An appeal is not another trial but an opportunity for the defendant to try to raise specific errors that might have occurred at trial. A common appeal is that a decision from the judge was incorrect – such as whether to suppress certain evidence or to impose a certain sentence.
Which of the following is a true statement about the court of appeals?
Which of the following is a true statement about the Court of Appeals? It's a court of appellate jurisdiction. It does not review the facts of a case or additional evidence. Both A and B are correct.
Which of the following is a primary purpose of the appellate process?
After a notice of appeal is filed, the next step in the process is for the appellate court to hear oral arguments in the case. The two primary functions of appeals are error correction and policy formation.
What is an example of appellate jurisdiction?
McVeigh was tried, convicted and sentenced to death on eleven counts stemming from the April 19, 1995 bombing of the Alfred P. Murrah Federal Building in Oklahoma City. The bombing resulted in the deaths of 168 people. This case is an example of how an appellate court reviews a death penalty case.
When can a case be appealed to the court quizlet?
Generally, parties in federal cases may only appeal from final decisions in the district courts, that is, when the case has been fully decided in the district court.
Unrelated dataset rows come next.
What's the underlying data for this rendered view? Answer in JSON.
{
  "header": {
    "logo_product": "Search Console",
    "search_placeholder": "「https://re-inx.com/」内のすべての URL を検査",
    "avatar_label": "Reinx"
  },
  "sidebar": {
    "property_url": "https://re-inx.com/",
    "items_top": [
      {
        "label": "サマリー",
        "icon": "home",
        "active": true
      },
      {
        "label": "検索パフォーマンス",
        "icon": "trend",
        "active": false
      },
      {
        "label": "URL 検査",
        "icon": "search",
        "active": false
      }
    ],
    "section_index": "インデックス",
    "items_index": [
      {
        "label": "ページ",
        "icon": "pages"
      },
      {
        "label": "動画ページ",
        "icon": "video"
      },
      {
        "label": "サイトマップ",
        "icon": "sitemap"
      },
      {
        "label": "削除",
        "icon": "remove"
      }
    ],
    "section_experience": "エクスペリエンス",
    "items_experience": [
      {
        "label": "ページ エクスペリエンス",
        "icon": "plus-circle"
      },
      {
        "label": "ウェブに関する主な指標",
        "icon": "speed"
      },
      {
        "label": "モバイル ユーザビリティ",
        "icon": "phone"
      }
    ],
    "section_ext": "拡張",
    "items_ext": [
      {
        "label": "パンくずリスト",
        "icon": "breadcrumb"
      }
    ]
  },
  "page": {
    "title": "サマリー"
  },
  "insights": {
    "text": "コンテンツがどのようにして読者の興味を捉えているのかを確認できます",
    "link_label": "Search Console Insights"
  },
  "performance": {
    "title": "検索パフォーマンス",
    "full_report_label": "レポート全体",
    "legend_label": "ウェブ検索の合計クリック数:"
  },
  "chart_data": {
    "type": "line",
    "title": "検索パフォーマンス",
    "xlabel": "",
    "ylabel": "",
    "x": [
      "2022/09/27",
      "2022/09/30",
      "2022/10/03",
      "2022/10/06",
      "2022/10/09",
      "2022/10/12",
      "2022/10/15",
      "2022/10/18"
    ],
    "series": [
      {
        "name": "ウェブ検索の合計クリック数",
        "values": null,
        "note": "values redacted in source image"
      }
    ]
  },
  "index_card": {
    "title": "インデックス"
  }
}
That way all the parties' objections to the trial court's rulings in the case will be resolved in one appeal, if there is one.